newbie questions

Chris Johns cjohns at
Tue Oct 8 03:27:41 UTC 2002

Wulf Hofbauer wrote:
> Would someone be so kind as to fill me in about the various ifs and
> whys?

Here is what I know. I hope others will help fill in more or correct any 
misunderstandings I may have.

Having RTEMS as a supported OS for GNU Compiler Collection means you can 
  get a supported GCC, ask it to configure the target processor plus 
RTEMS and end up with a set of tools you know will work.

The "ancient" version of the binutils patch is basically setting up 
different executable formats. A sparc build may have been using aout or 
coff as this was all that was supported or worked well, but ELF may now 
work or be fixed and so is the standard format. You assume ELF is ok for 
the m68k (which it happens to be).

The "ancient" GCC patch is adding support for a range of things that the 
compiler and OS need to agree on. An example is the threading model. 
This is important when handling exceptions in C++ code in a 
multi-threaded system.

You meantioned the RTEMS version of GCC etc as being a "customized" 
version. The patches only exist because problems were found or features 
added after a release of GCC has occured. The lastest patch for 3.2 is 
different to the older patch as the older patch has been merged into the 
GCC sources. Not everyone tracks the development path of GCC so tested 
stable changes often do not make it in the release. Puting changes into 
GCC lowers the work for RTEMS maintainers. For example GCC maintainers 
making a global change on how something works or is layed out will 
consider RTEMS and if able to simply handle the change will do so.

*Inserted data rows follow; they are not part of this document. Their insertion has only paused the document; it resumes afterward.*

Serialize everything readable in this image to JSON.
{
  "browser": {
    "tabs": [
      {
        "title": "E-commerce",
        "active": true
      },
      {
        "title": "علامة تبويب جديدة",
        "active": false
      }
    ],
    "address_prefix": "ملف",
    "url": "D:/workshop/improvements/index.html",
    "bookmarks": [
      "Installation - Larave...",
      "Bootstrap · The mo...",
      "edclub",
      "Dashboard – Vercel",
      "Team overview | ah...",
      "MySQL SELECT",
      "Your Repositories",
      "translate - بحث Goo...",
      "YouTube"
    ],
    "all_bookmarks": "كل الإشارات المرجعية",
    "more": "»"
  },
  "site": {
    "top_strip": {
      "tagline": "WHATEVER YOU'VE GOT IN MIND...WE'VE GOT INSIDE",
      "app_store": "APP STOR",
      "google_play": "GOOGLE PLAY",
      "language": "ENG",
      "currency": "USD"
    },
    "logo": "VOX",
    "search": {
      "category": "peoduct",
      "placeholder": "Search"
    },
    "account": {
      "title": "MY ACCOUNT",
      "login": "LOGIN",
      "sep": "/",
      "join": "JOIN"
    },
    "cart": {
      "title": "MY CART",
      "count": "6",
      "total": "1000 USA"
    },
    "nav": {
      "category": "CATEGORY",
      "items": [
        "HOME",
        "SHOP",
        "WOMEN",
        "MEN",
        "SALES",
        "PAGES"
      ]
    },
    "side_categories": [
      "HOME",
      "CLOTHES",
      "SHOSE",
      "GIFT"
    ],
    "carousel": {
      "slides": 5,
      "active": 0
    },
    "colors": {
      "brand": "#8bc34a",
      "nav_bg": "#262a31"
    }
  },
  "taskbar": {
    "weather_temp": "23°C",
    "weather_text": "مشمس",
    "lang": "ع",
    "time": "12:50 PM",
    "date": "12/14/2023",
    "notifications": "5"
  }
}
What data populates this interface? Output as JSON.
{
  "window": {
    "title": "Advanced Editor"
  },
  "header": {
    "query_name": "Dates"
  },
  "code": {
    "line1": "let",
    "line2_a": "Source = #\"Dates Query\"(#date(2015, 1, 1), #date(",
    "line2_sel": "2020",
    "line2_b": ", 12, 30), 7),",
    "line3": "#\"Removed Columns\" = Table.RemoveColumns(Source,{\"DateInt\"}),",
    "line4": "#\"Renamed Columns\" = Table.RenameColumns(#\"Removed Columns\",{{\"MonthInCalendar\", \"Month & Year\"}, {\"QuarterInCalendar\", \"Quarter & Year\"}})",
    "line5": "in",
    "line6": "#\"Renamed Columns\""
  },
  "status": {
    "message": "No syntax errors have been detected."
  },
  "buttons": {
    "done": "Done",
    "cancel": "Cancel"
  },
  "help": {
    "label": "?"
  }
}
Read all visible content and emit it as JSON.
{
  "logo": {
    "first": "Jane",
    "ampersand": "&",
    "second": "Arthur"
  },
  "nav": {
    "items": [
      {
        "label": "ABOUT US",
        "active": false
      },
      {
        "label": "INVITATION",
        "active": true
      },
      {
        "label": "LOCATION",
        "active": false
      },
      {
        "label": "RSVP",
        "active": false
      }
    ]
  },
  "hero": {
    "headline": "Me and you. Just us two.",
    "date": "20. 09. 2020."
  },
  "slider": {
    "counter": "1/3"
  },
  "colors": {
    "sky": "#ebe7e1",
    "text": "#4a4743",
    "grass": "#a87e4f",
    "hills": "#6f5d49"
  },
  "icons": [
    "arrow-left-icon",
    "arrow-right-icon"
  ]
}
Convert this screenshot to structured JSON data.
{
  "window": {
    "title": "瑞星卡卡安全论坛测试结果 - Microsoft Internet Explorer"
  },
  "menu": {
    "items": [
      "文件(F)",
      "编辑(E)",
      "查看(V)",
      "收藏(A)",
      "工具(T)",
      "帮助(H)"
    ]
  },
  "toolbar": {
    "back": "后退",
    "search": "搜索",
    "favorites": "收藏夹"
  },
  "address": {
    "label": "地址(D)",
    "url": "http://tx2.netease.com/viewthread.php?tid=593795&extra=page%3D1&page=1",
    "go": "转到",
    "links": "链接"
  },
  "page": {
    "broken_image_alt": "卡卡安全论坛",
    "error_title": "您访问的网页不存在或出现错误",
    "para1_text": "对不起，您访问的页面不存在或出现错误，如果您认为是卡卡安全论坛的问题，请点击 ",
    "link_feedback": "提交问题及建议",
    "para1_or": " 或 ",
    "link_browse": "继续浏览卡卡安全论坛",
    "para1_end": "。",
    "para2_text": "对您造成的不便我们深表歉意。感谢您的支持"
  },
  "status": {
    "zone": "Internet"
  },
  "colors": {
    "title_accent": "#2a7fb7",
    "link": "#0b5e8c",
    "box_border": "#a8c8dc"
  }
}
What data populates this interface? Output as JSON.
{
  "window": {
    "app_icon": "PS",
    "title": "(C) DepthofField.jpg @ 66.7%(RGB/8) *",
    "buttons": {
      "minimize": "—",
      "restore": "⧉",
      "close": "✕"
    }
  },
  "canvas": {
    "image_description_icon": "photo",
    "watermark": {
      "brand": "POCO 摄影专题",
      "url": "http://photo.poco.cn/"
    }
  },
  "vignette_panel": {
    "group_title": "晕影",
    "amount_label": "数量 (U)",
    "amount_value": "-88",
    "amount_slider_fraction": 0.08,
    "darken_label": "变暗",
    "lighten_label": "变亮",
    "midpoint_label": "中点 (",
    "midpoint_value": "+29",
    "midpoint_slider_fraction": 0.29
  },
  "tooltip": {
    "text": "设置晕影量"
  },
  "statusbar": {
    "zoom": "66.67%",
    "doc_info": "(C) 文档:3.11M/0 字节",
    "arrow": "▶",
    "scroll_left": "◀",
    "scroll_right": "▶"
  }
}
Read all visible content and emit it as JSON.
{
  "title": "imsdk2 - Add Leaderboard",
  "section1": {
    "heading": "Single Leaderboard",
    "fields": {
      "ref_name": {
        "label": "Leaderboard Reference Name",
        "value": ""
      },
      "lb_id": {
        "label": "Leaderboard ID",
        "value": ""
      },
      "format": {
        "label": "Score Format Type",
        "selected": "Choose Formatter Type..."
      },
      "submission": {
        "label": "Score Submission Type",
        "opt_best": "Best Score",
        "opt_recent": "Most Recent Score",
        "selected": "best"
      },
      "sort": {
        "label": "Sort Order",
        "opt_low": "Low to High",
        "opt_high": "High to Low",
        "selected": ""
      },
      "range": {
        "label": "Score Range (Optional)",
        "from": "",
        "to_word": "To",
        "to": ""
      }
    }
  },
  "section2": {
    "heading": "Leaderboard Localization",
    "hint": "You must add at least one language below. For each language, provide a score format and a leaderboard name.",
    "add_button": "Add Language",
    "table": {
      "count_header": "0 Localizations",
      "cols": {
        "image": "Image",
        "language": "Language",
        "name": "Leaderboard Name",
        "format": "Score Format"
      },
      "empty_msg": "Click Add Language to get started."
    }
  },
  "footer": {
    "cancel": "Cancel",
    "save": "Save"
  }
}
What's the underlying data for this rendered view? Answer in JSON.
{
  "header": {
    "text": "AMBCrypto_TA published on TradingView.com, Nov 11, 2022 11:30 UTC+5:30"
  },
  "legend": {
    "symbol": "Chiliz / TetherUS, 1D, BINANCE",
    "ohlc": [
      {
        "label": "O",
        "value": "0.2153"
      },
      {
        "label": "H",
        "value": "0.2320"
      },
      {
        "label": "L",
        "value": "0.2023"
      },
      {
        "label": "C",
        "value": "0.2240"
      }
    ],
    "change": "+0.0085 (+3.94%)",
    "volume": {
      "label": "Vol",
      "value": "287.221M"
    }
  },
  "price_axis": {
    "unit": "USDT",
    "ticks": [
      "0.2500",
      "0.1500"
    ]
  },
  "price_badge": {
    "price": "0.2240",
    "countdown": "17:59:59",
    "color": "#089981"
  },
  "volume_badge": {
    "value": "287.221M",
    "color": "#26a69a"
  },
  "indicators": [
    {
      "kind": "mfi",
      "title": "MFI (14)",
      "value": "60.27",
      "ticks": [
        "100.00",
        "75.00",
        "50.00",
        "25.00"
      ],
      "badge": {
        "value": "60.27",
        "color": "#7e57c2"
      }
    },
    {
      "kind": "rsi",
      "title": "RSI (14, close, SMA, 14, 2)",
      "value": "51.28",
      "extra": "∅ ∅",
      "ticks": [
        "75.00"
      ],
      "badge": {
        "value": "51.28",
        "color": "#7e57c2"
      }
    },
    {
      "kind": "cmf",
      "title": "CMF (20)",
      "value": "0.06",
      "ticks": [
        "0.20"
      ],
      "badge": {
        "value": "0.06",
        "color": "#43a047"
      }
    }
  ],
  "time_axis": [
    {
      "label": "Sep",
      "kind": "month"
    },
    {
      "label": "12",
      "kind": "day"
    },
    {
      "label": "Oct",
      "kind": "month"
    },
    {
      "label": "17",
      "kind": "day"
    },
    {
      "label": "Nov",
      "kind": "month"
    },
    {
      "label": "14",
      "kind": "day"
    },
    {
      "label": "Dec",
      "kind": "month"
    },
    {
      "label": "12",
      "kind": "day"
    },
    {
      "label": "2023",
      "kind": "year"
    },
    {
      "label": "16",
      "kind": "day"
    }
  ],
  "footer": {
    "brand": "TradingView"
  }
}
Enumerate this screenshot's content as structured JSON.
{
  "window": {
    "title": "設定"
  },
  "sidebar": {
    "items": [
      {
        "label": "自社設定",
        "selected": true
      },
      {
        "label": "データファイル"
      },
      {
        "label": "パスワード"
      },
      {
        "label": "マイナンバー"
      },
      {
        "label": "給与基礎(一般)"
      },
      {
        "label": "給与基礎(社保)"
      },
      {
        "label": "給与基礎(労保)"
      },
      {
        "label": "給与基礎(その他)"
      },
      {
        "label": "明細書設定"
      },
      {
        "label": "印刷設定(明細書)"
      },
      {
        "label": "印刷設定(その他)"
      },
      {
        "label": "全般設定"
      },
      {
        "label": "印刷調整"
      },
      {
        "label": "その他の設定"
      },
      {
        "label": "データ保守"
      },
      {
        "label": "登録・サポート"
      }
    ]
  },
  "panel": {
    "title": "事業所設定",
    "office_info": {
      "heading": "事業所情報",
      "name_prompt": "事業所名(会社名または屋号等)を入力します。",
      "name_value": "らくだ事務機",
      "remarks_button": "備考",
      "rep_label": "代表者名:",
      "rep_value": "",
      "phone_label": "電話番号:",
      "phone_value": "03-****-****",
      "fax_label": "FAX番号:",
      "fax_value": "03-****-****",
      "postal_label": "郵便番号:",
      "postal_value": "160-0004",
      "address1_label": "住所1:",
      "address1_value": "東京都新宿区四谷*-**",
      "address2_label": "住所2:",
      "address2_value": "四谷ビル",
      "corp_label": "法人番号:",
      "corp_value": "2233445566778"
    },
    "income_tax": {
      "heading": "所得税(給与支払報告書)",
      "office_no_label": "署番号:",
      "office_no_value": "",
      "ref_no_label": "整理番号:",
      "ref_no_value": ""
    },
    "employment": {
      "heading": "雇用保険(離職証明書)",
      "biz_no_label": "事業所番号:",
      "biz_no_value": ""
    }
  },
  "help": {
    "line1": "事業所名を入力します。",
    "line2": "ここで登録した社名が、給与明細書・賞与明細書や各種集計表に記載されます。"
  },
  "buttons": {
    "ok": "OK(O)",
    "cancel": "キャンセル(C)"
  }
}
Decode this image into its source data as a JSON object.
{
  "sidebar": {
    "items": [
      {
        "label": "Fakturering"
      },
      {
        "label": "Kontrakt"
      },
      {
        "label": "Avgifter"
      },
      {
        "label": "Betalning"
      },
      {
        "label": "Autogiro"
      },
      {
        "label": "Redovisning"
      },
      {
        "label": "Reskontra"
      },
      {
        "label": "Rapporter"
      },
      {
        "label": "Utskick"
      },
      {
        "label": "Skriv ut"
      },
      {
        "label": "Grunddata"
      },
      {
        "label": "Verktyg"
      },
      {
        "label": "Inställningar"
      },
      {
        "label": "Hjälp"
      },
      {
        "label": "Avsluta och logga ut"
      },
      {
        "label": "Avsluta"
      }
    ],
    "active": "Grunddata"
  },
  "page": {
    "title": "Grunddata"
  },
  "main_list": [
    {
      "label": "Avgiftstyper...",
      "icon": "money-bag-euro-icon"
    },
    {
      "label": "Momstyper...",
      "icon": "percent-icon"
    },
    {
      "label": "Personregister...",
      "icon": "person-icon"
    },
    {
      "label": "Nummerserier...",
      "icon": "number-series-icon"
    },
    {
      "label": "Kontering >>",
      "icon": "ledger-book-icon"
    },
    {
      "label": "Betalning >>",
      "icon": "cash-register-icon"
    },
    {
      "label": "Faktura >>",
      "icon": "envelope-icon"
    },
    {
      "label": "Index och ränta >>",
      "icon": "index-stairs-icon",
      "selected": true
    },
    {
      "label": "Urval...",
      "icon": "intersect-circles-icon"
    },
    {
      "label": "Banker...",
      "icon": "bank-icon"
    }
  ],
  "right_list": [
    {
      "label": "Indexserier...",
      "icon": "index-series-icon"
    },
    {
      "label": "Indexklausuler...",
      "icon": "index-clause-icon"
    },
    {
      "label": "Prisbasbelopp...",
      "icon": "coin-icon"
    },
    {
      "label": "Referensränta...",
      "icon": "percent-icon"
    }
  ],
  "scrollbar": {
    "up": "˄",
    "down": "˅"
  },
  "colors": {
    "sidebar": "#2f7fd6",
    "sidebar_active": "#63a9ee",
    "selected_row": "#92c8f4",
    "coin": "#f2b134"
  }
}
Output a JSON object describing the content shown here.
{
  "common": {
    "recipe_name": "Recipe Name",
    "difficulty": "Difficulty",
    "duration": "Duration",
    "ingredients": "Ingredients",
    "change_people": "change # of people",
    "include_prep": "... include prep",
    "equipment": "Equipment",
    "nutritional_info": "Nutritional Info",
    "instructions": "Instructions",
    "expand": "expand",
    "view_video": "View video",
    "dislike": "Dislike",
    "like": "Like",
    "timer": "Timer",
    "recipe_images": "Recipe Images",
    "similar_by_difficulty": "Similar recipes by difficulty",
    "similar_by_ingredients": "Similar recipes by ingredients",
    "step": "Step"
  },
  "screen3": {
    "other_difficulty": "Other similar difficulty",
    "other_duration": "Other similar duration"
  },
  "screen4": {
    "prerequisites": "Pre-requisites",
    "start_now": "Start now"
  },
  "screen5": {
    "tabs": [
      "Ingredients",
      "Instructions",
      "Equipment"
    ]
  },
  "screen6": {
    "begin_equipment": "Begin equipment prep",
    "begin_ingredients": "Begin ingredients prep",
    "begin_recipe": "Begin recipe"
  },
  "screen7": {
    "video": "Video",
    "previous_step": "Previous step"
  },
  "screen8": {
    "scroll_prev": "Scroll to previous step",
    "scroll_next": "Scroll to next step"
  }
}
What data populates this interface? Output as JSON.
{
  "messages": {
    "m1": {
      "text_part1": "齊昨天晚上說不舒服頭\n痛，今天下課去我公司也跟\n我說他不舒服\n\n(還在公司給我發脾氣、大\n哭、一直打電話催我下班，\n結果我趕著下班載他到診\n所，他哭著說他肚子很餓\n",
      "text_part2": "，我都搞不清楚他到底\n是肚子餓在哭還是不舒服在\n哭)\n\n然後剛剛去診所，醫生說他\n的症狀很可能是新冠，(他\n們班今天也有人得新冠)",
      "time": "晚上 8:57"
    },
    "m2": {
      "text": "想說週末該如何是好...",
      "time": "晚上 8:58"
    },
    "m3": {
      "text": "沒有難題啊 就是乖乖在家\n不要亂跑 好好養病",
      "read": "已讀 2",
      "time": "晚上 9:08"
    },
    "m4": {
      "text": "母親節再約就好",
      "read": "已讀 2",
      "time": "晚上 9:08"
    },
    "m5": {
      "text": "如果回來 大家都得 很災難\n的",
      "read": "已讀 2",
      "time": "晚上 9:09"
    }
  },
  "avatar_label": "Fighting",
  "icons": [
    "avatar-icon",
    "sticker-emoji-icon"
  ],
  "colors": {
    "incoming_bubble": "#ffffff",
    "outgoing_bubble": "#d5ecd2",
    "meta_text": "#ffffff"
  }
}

RTEMS needing a libc is not that bizzarre to me. A C library can provide 
all sorts of things that are useful to different parts of RTEMS. GCC 
needs a libc to compile libgcc.a, so the interdependence also exists 
else where. My understanding is the score of RTEMS makes little use of 
libc while IMFS does need libc.

You can work with any type of tool chain you like if you are willing to 
support it. You have all the source code and so are able to use it 
however you like within the terms of the licenses. If you have a 
combination of tools that work for you and your testing shows no 
problems, great. If you encounter a problem which you cannot resolve and 
would like someone to help check it out, finding someone with your 
combination of tools is unlikely. If you add something to the tools to 
support a new feature and this is of use to other RTEMS users then 
following the standard tool set makes it easier to get that change into 
a release and then the wider RTEMS community.

  Chris Johns, cjohns at

More information about the users mailing list